Dear brothers and sisters,
I am taking the good news from Mark 13:28-31.
“Learn a lesson from the fig tree. When its branch becomes tender and sprouts leaves, you know that summer is near. In the same way, when you see these things happening, know that he is near, at the gates. Amen, I say to you, this generation will not pass away until all these things have taken place. Heaven and earth will pass away, but my words will not pass away.”
What ‘things” was Jesus referring to? Barclay believes that Jesus was referring to the destruction of Jerusalem and the Temple and not to his second coming. If you go back to the beginning of the chapter, Jesus was definitely describing the destruction of the Temple. It seemed pretty clear to me until he started to tell them about the Son of Man coming in the clouds and gathering his elect from the four winds. That sounds like the second coming. So, I’m a little confused.
It seems that Jesus was being deliberately ambiguous. It could be very soon, although he did say that it would happen before this generation passed away. In the next verses Jesus tells his disciples that only God know when the end time will come. This is a good example of why it’s helpful to read verses in the context of the whole and not to read into his words what you hope and wish he was saying.

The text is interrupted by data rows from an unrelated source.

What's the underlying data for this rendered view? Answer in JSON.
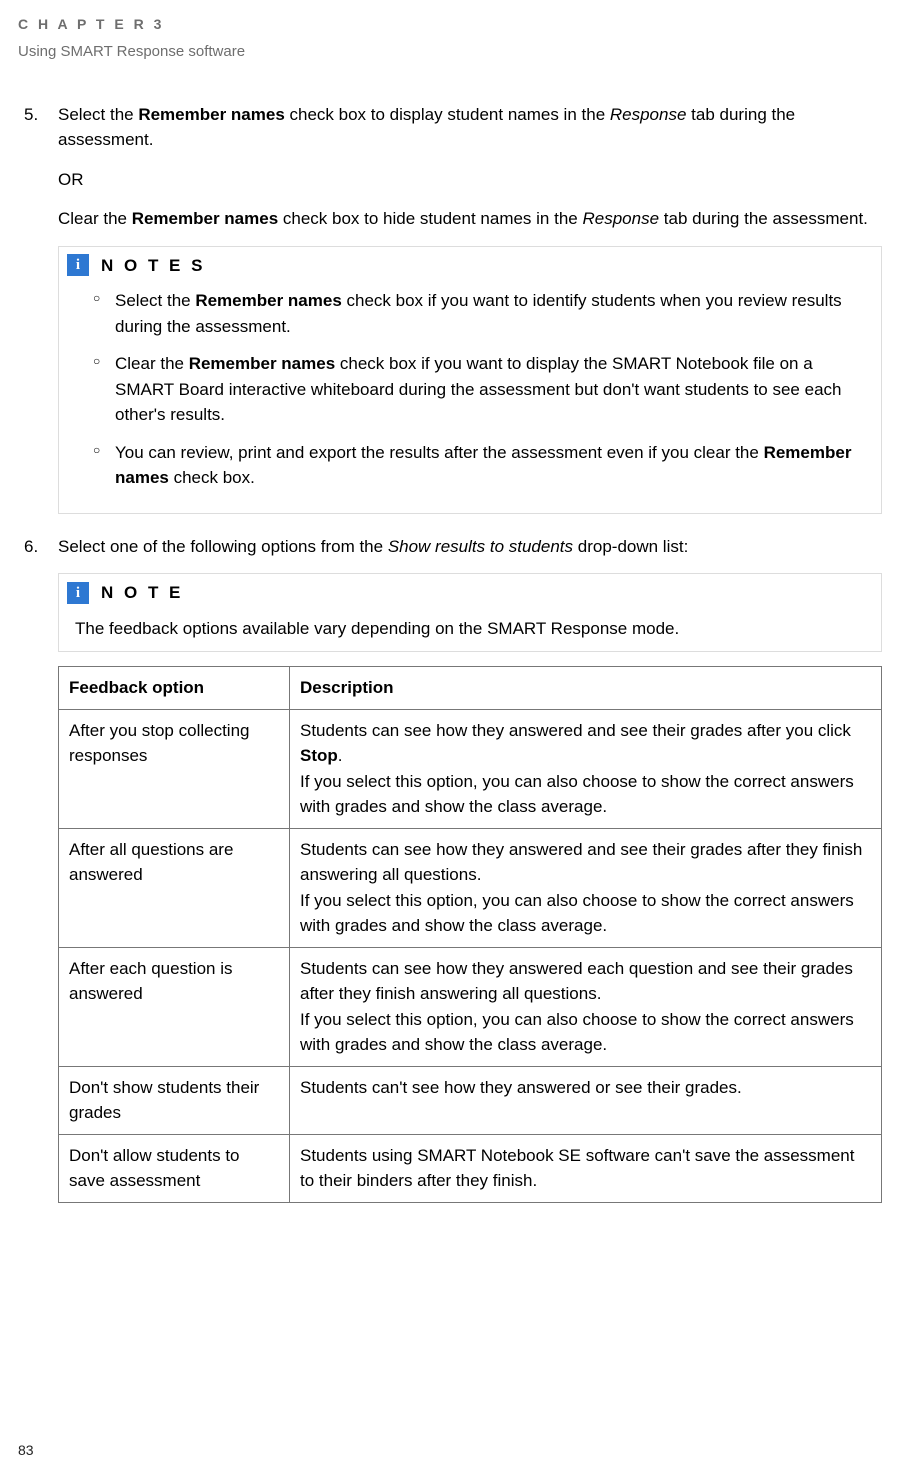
{
  "header": {
    "chapter_label": "C H A P T E R  3",
    "subtitle": "Using SMART Response software"
  },
  "step5": {
    "num": "5.",
    "text_a1": "Select the ",
    "text_a_bold": "Remember names",
    "text_a2": " check box to display student names in the ",
    "text_a_ital": "Response",
    "text_a3": " tab during the assessment.",
    "or": "OR",
    "text_b1": "Clear the ",
    "text_b_bold": "Remember names",
    "text_b2": " check box to hide student names in the ",
    "text_b_ital": "Response",
    "text_b3": " tab during the assessment."
  },
  "notes_block": {
    "icon": "i",
    "title": "N O T E S",
    "items": [
      {
        "p1": "Select the ",
        "b": "Remember names",
        "p2": " check box if you want to identify students when you review results during the assessment."
      },
      {
        "p1": "Clear the ",
        "b": "Remember names",
        "p2": " check box if you want to display the SMART Notebook file on a SMART Board interactive whiteboard during the assessment but don't want students to see each other's results."
      },
      {
        "p1": "You can review, print and export the results after the assessment even if you clear the ",
        "b": "Remember names",
        "p2": " check box."
      }
    ]
  },
  "step6": {
    "num": "6.",
    "p1": "Select one of the following options from the ",
    "ital": "Show results to students",
    "p2": " drop-down list:"
  },
  "note_block": {
    "icon": "i",
    "title": "N O T E",
    "body": "The feedback options available vary depending on the SMART Response mode."
  },
  "table": {
    "head": {
      "opt": "Feedback option",
      "desc": "Description"
    },
    "rows": [
      {
        "opt": "After you stop collecting responses",
        "d1a": "Students can see how they answered and see their grades after you click ",
        "d1b": "Stop",
        "d1c": ".",
        "d2": "If you select this option, you can also choose to show the correct answers with grades and show the class average."
      },
      {
        "opt": "After all questions are answered",
        "d1a": "Students can see how they answered and see their grades after they finish answering all questions.",
        "d1b": "",
        "d1c": "",
        "d2": "If you select this option, you can also choose to show the correct answers with grades and show the class average."
      },
      {
        "opt": "After each question is answered",
        "d1a": "Students can see how they answered each question and see their grades after they finish answering all questions.",
        "d1b": "",
        "d1c": "",
        "d2": "If you select this option, you can also choose to show the correct answers with grades and show the class average."
      },
      {
        "opt": "Don't show students their grades",
        "d1a": "Students can't see how they answered or see their grades.",
        "d1b": "",
        "d1c": "",
        "d2": ""
      },
      {
        "opt": "Don't allow students to save assessment",
        "d1a": "Students using SMART Notebook SE software can't save the assessment to their binders after they finish.",
        "d1b": "",
        "d1c": "",
        "d2": ""
      }
    ]
  },
  "page_number": "83"
}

I think the point that Jesus was trying to make in this statement from Moloney’s The Gospel of Mark, “Jesus…does not so much fix an exact terminal date for the end as fill the hearer’s present moment with urgency and make it impossible for him to postpone or evade decisions indefinitely.” He knew that his time was growing short and he wanted to instill a sense of urgency in his apostles and all followers that there was no time to waste in living the words he taught them. Though heaven and earth may pass away, his central message in the gospels will not change. He is urging me to live today as if there will be no tomorrow, to be a living sign of the kingdom of God.
This message is becoming all the more urgent as I begin to count the number of my days. They no longer stretch endlessly before; there is a finite number that is growing smaller. This may be one of the blessings of growing older: a greater sense of urgency to live my life as God desires instead of as I wish, to gratify Him instead of myself. To know that He is near at the gates.